_Saved data entries_
════════════════════

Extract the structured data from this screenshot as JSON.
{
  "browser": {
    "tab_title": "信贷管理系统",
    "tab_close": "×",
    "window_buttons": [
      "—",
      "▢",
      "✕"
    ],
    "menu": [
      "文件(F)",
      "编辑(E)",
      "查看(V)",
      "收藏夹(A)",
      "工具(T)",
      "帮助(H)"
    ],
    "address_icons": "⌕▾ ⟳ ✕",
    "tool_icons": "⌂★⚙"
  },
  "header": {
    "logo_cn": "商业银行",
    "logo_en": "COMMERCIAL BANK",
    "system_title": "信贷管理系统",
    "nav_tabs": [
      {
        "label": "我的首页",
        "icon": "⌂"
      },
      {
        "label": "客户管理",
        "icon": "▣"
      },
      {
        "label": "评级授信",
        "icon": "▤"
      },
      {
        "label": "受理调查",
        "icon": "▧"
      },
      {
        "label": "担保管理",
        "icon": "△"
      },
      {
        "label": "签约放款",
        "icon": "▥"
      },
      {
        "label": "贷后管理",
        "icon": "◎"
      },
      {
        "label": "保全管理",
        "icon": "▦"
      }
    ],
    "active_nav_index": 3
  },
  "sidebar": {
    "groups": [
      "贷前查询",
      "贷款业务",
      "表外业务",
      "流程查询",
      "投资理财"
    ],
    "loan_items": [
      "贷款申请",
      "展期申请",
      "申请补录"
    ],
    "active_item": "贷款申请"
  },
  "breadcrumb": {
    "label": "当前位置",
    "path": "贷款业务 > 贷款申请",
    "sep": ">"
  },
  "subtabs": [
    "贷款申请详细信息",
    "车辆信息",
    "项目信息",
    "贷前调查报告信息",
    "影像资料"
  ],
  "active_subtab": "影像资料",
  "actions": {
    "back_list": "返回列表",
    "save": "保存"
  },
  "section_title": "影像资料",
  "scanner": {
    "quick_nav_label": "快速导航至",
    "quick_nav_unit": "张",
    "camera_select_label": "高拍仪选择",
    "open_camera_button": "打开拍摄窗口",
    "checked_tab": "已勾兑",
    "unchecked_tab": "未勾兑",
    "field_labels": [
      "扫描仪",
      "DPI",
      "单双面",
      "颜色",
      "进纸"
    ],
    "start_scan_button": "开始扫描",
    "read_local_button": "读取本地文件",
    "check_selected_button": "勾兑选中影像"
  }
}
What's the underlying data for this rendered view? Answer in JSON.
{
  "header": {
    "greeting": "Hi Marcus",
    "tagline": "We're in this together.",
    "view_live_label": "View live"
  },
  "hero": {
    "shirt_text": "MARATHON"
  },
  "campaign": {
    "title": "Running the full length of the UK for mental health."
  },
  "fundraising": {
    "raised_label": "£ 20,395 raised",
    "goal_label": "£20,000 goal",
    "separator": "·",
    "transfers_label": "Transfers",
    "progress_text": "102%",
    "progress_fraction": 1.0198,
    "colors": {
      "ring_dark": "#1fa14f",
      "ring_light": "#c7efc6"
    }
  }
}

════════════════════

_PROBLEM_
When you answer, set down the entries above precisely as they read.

_COMPLETED TASK_
Extract the structured data from this screenshot as JSON.
{
  "browser": {
    "tab_title": "信贷管理系统",
    "tab_close": "×",
    "window_buttons": [
      "—",
      "▢",
      "✕"
    ],
    "menu": [
      "文件(F)",
      "编辑(E)",
      "查看(V)",
      "收藏夹(A)",
      "工具(T)",
      "帮助(H)"
    ],
    "address_icons": "⌕▾ ⟳ ✕",
    "tool_icons": "⌂★⚙"
  },
  "header": {
    "logo_cn": "商业银行",
    "logo_en": "COMMERCIAL BANK",
    "system_title": "信贷管理系统",
    "nav_tabs": [
      {
        "label": "我的首页",
        "icon": "⌂"
      },
      {
        "label": "客户管理",
        "icon": "▣"
      },
      {
        "label": "评级授信",
        "icon": "▤"
      },
      {
        "label": "受理调查",
        "icon": "▧"
      },
      {
        "label": "担保管理",
        "icon": "△"
      },
      {
        "label": "签约放款",
        "icon": "▥"
      },
      {
        "label": "贷后管理",
        "icon": "◎"
      },
      {
        "label": "保全管理",
        "icon": "▦"
      }
    ],
    "active_nav_index": 3
  },
  "sidebar": {
    "groups": [
      "贷前查询",
      "贷款业务",
      "表外业务",
      "流程查询",
      "投资理财"
    ],
    "loan_items": [
      "贷款申请",
      "展期申请",
      "申请补录"
    ],
    "active_item": "贷款申请"
  },
  "breadcrumb": {
    "label": "当前位置",
    "path": "贷款业务 > 贷款申请",
    "sep": ">"
  },
  "subtabs": [
    "贷款申请详细信息",
    "车辆信息",
    "项目信息",
    "贷前调查报告信息",
    "影像资料"
  ],
  "active_subtab": "影像资料",
  "actions": {
    "back_list": "返回列表",
    "save": "保存"
  },
  "section_title": "影像资料",
  "scanner": {
    "quick_nav_label": "快速导航至",
    "quick_nav_unit": "张",
    "camera_select_label": "高拍仪选择",
    "open_camera_button": "打开拍摄窗口",
    "checked_tab": "已勾兑",
    "unchecked_tab": "未勾兑",
    "field_labels": [
      "扫描仪",
      "DPI",
      "单双面",
      "颜色",
      "进纸"
    ],
    "start_scan_button": "开始扫描",
    "read_local_button": "读取本地文件",
    "check_selected_button": "勾兑选中影像"
  }
}
What's the underlying data for this rendered view? Answer in JSON.
{
  "header": {
    "greeting": "Hi Marcus",
    "tagline": "We're in this together.",
    "view_live_label": "View live"
  },
  "hero": {
    "shirt_text": "MARATHON"
  },
  "campaign": {
    "title": "Running the full length of the UK for mental health."
  },
  "fundraising": {
    "raised_label": "£ 20,395 raised",
    "goal_label": "£20,000 goal",
    "separator": "·",
    "transfers_label": "Transfers",
    "progress_text": "102%",
    "progress_fraction": 1.0198,
    "colors": {
      "ring_dark": "#1fa14f",
      "ring_light": "#c7efc6"
    }
  }
}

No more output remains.